Please count the lines of the data that contain "label" and state only the total.
Top of SUPPLIED RECORDS
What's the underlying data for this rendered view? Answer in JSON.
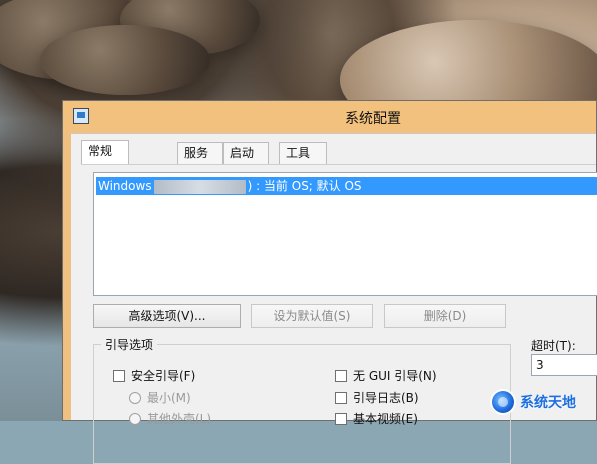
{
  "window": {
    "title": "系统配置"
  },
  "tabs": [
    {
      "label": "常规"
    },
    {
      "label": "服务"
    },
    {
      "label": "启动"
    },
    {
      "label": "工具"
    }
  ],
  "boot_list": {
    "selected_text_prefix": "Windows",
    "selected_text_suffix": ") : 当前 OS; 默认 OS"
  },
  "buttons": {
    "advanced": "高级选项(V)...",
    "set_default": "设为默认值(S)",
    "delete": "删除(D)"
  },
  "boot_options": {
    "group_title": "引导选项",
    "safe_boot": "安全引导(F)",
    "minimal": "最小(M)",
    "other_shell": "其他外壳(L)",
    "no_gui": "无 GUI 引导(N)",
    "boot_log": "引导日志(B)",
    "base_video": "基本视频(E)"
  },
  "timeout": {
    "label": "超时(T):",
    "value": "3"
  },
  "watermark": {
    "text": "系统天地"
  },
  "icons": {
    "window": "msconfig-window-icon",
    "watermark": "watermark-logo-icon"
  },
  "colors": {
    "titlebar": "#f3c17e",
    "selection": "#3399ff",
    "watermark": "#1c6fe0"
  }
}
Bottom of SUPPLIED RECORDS
SOLUTION TO THE EXERCISE:
5